The other lyrics were penned by the likes of singer-songwriter Hush (who wrote Kepler for her) and lyricist Kevin Yi (who wrote Encounter for her).

The singer has had a long and fruitful working relationship with the twin brothers Li Sisong and Weisong. They have written some of her best-known hits over the years, from Cloudy Day to Angel's Fingerprints. Between them, they came up with half of the music for A Dancing Van Gogh, including standout number Windbreaker. (The windbreaker seen in the music video was designed by Sun and her sister Jeanette.)

She says simply: "They have a very innate talent for composing that fits me."

To her, the album feels complete, an achievement she is proud of.

And if some people do not take to it, that is fine. She says: "It's a very subjective thing. I've seen artwork that I don't like. But I don't think that 'don't like' is a bad thing. It doesn't subtract from what I'm trying to do.

"I always say an artist's job is not to be liked. It's to push, sometimes, to look at things differently."

Her most recent release was the EP Rainbow Bot last year, which captures the sense of innocence and wonder of childhood, and her last album was Kepler in 2014. When she is away from the limelight, her son, five, keeps her busy.

She has never revealed his name to the public, though her face lights up when talking about him.

She says with a laugh: "I don't know what is more difficult, doing mundane things like chauffeuring or tidying up, or asking him to sit down and stop moving about."

He is protective, and perhaps a tad possessive, of her too. "He'll be like, 'Why are you taking pictures with strangers? Stop taking pictures with strangers.'

"And I'm like, 'Mama cannot, these people listen to mama's music, you know, they're very supportive.' I have to explain these things to him."

His music diet includes classic rock and pop by Queen and The Beatles, courtesy of his father, and Mandopop from his mother.

She adds with a touch of pride: "He would sing the last line of Huang Yida's Ni Ming De Bao Bei (My Anonymous Babe): Ai ni zen me hui lei? (How could I get tired loving you?)"

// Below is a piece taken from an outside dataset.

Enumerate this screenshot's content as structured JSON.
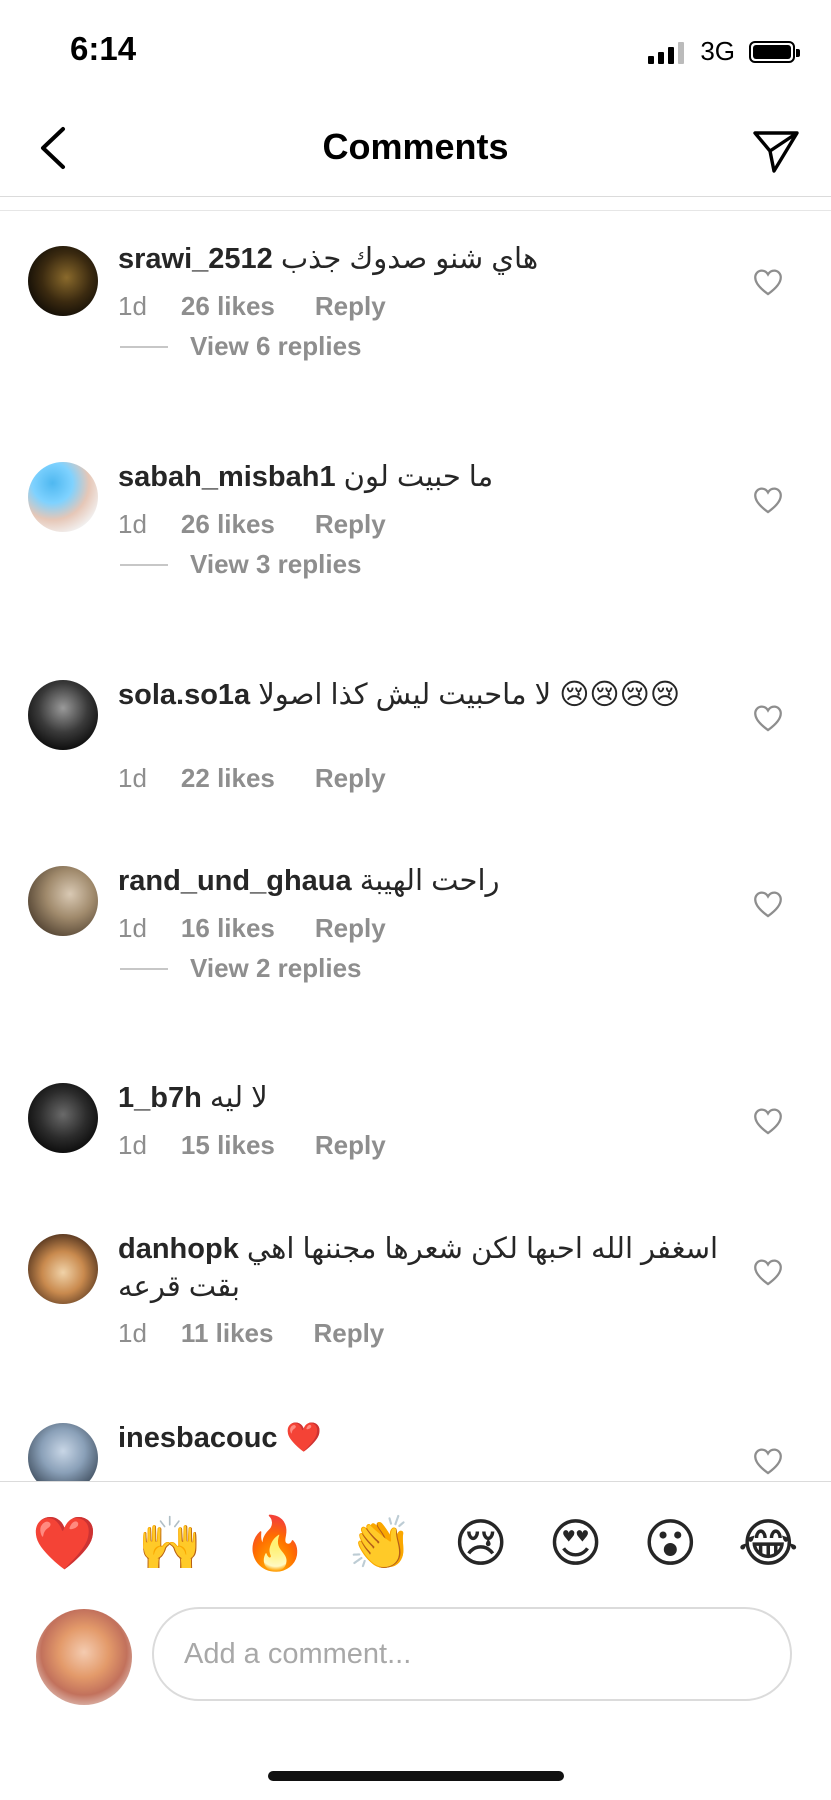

Now that he is older and "fully functional" - "can tell him to eat by himself" - she says she is more open to the idea of having more kids.

Ask how she feels about turning 40 next year and she says: "Forty lor, you can be whatever kind of 40 you want to be. You can be active, you can be very inactive. Just do what you want to do."

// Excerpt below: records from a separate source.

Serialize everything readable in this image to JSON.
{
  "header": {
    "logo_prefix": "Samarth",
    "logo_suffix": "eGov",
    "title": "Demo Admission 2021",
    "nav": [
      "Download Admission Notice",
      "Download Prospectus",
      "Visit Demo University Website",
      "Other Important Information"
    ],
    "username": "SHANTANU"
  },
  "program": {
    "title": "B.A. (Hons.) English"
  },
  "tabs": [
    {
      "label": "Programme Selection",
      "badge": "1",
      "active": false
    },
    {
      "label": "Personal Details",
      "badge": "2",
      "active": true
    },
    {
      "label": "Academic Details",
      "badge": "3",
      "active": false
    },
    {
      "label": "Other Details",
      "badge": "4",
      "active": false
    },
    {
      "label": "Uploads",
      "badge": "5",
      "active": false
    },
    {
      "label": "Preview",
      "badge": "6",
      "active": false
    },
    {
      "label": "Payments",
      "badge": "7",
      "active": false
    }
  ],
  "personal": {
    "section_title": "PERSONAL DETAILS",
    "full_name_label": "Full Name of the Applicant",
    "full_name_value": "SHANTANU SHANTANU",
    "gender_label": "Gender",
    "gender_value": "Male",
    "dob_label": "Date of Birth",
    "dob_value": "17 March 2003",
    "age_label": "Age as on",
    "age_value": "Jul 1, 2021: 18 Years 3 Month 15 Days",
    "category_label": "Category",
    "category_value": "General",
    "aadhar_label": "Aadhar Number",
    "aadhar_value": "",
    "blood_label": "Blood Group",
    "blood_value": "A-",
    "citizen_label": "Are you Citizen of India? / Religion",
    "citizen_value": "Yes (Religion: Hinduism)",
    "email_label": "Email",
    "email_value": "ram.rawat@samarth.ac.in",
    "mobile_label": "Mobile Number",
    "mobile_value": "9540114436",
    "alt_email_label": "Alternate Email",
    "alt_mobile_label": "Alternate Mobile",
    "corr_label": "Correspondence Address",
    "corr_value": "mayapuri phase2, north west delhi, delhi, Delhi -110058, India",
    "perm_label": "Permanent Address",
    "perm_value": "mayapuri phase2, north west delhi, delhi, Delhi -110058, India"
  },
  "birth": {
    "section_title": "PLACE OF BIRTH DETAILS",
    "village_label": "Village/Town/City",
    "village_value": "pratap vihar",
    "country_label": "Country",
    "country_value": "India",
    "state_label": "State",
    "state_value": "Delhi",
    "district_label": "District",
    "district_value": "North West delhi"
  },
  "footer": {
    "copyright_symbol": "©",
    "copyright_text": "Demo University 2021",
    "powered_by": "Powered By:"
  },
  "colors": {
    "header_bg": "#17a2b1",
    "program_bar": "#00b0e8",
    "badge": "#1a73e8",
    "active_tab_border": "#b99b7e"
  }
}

•A Dancing Van Gogh is available in stores.

A version of this article appeared in the print edition of The Straits Times on December 15, 2017, with the headline 'Fighting for Van Gogh'. Print Edition | Subscribe